(Collected data entries)
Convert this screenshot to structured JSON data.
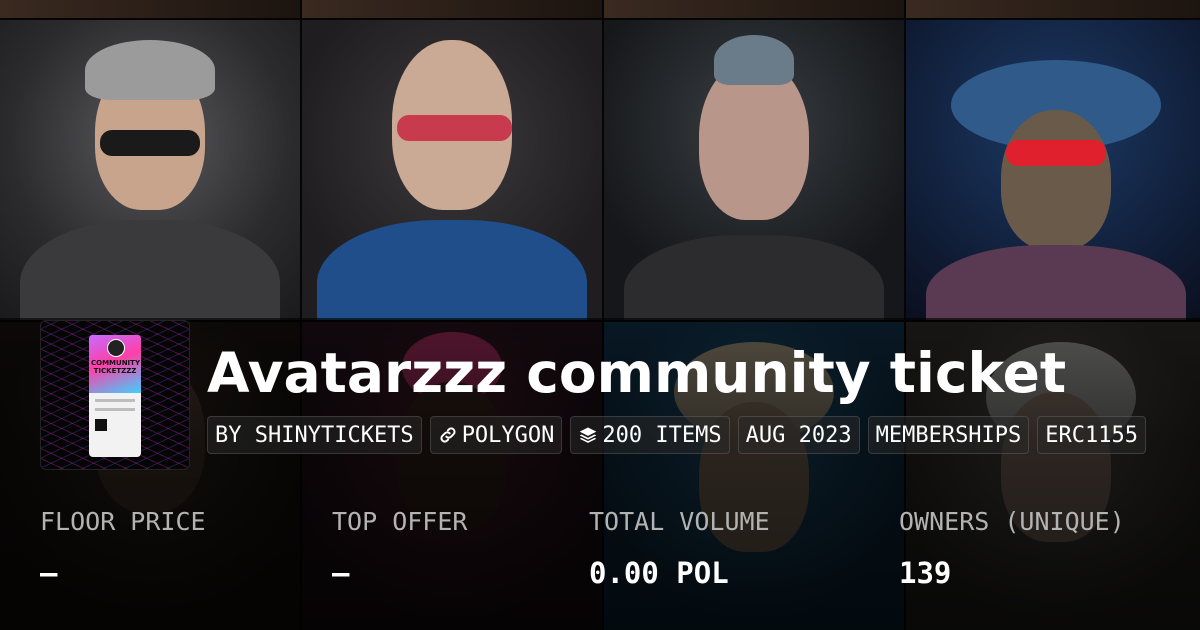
{
  "collection": {
    "title": "Avatarzzz community ticket",
    "thumbnail_text": "COMMUNITY TICKETZZZ"
  },
  "tags": [
    {
      "label": "BY SHINYTICKETS",
      "icon": ""
    },
    {
      "label": "POLYGON",
      "icon": "link-icon"
    },
    {
      "label": "200 ITEMS",
      "icon": "layers-icon"
    },
    {
      "label": "AUG 2023",
      "icon": ""
    },
    {
      "label": "MEMBERSHIPS",
      "icon": ""
    },
    {
      "label": "ERC1155",
      "icon": ""
    }
  ],
  "stats": [
    {
      "label": "FLOOR PRICE",
      "value": "–"
    },
    {
      "label": "TOP OFFER",
      "value": "–"
    },
    {
      "label": "TOTAL VOLUME",
      "value": "0.00 POL"
    },
    {
      "label": "OWNERS (UNIQUE)",
      "value": "139"
    }
  ],
  "colors": {
    "background": "#0b0b0b",
    "text": "#ffffff",
    "label": "#b3b3b3"
  }
}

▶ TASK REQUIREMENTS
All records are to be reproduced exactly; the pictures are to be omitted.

▶ TASK ANSWER
Convert this screenshot to structured JSON data.
{
  "collection": {
    "title": "Avatarzzz community ticket",
    "thumbnail_text": "COMMUNITY TICKETZZZ"
  },
  "tags": [
    {
      "label": "BY SHINYTICKETS",
      "icon": ""
    },
    {
      "label": "POLYGON",
      "icon": "link-icon"
    },
    {
      "label": "200 ITEMS",
      "icon": "layers-icon"
    },
    {
      "label": "AUG 2023",
      "icon": ""
    },
    {
      "label": "MEMBERSHIPS",
      "icon": ""
    },
    {
      "label": "ERC1155",
      "icon": ""
    }
  ],
  "stats": [
    {
      "label": "FLOOR PRICE",
      "value": "–"
    },
    {
      "label": "TOP OFFER",
      "value": "–"
    },
    {
      "label": "TOTAL VOLUME",
      "value": "0.00 POL"
    },
    {
      "label": "OWNERS (UNIQUE)",
      "value": "139"
    }
  ],
  "colors": {
    "background": "#0b0b0b",
    "text": "#ffffff",
    "label": "#b3b3b3"
  }
}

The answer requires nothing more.